• Work task:
Going through the records that follow, please count the lines with "Guru" in them and give only the count.

--- START ---

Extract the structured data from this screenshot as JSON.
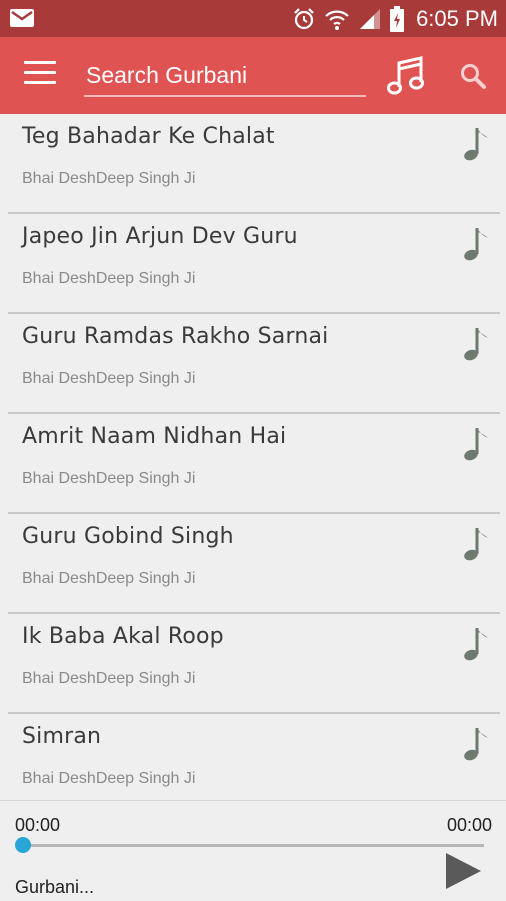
{
  "status_bar": {
    "time": "6:05 PM",
    "icons": [
      "mail-icon",
      "alarm-icon",
      "wifi-icon",
      "signal-icon",
      "battery-icon"
    ]
  },
  "app_bar": {
    "menu_icon": "menu-icon",
    "search_placeholder": "Search Gurbani",
    "music_icon": "music-notes-icon",
    "search_icon": "search-icon",
    "color": "#e05353"
  },
  "list": {
    "items": [
      {
        "title": "Teg Bahadar Ke Chalat",
        "artist": "Bhai DeshDeep Singh Ji"
      },
      {
        "title": "Japeo Jin Arjun Dev Guru",
        "artist": "Bhai DeshDeep Singh Ji"
      },
      {
        "title": "Guru Ramdas Rakho Sarnai",
        "artist": "Bhai DeshDeep Singh Ji"
      },
      {
        "title": "Amrit Naam Nidhan Hai",
        "artist": "Bhai DeshDeep Singh Ji"
      },
      {
        "title": "Guru Gobind Singh",
        "artist": "Bhai DeshDeep Singh Ji"
      },
      {
        "title": "Ik Baba Akal Roop",
        "artist": "Bhai DeshDeep Singh Ji"
      },
      {
        "title": "Simran",
        "artist": "Bhai DeshDeep Singh Ji"
      }
    ]
  },
  "player": {
    "elapsed": "00:00",
    "duration": "00:00",
    "now_playing": "Gurbani...",
    "progress_fraction": 0,
    "accent": "#2aa6d6"
  }
}
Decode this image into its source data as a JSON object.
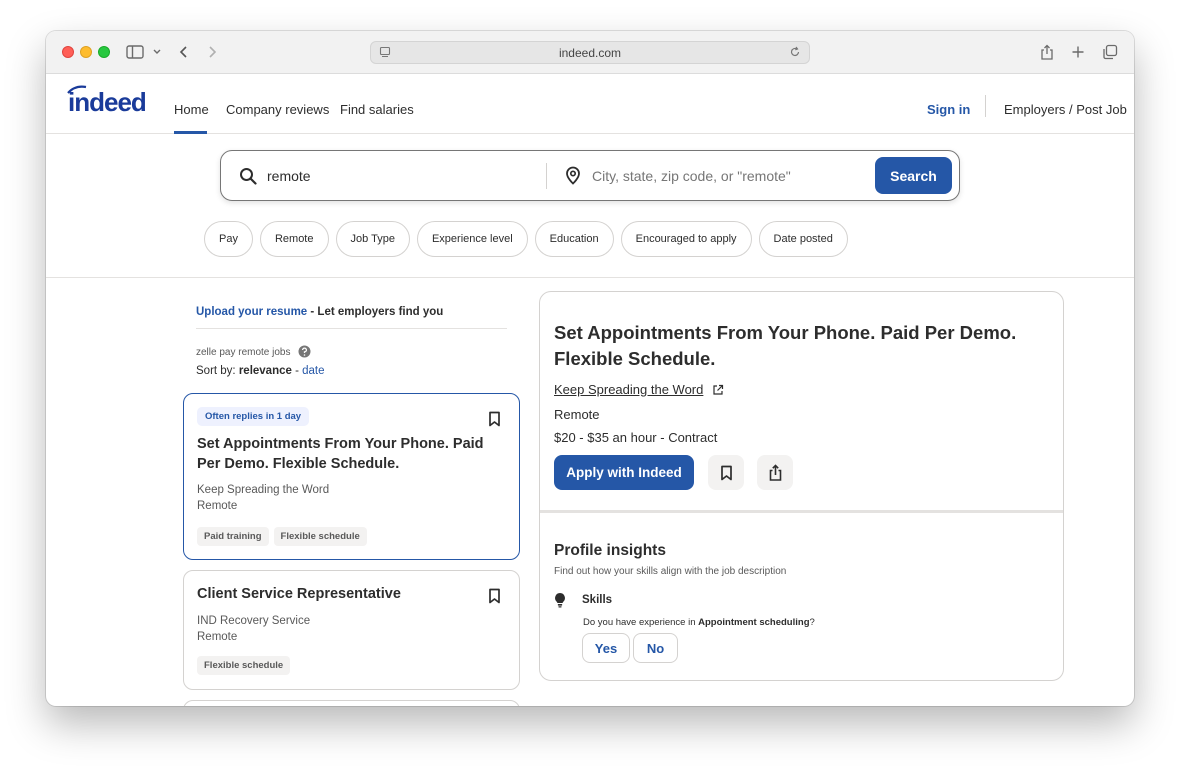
{
  "browser": {
    "url": "indeed.com"
  },
  "header": {
    "logo": "indeed",
    "nav": [
      {
        "label": "Home"
      },
      {
        "label": "Company reviews"
      },
      {
        "label": "Find salaries"
      }
    ],
    "sign_in": "Sign in",
    "employers": "Employers / Post Job"
  },
  "search": {
    "what_value": "remote",
    "where_placeholder": "City, state, zip code, or \"remote\"",
    "button": "Search"
  },
  "filters": [
    "Pay",
    "Remote",
    "Job Type",
    "Experience level",
    "Education",
    "Encouraged to apply",
    "Date posted"
  ],
  "results": {
    "upload_link": "Upload your resume",
    "upload_rest": " - Let employers find you",
    "query_label": "zelle pay remote jobs",
    "sort_prefix": "Sort by: ",
    "sort_active": "relevance",
    "sort_sep": " - ",
    "sort_alt": "date",
    "jobs": [
      {
        "badge": "Often replies in 1 day",
        "title": "Set Appointments From Your Phone. Paid Per Demo. Flexible Schedule.",
        "company": "Keep Spreading the Word",
        "location": "Remote",
        "tags": [
          "Paid training",
          "Flexible schedule"
        ]
      },
      {
        "title": "Client Service Representative",
        "company": "IND Recovery Service",
        "location": "Remote",
        "tags": [
          "Flexible schedule"
        ]
      }
    ]
  },
  "detail": {
    "title": "Set Appointments From Your Phone. Paid Per Demo. Flexible Schedule.",
    "company": "Keep Spreading the Word",
    "location": "Remote",
    "pay": "$20 - $35 an hour  - Contract",
    "apply": "Apply with Indeed",
    "insights_title": "Profile insights",
    "insights_sub": "Find out how your skills align with the job description",
    "skills_label": "Skills",
    "question_prefix": "Do you have experience in ",
    "question_skill": "Appointment scheduling",
    "question_suffix": "?",
    "yes": "Yes",
    "no": "No"
  },
  "colors": {
    "brand_blue": "#2557a7",
    "logo_blue": "#1a3b9a"
  }
}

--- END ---

• Answer below:
3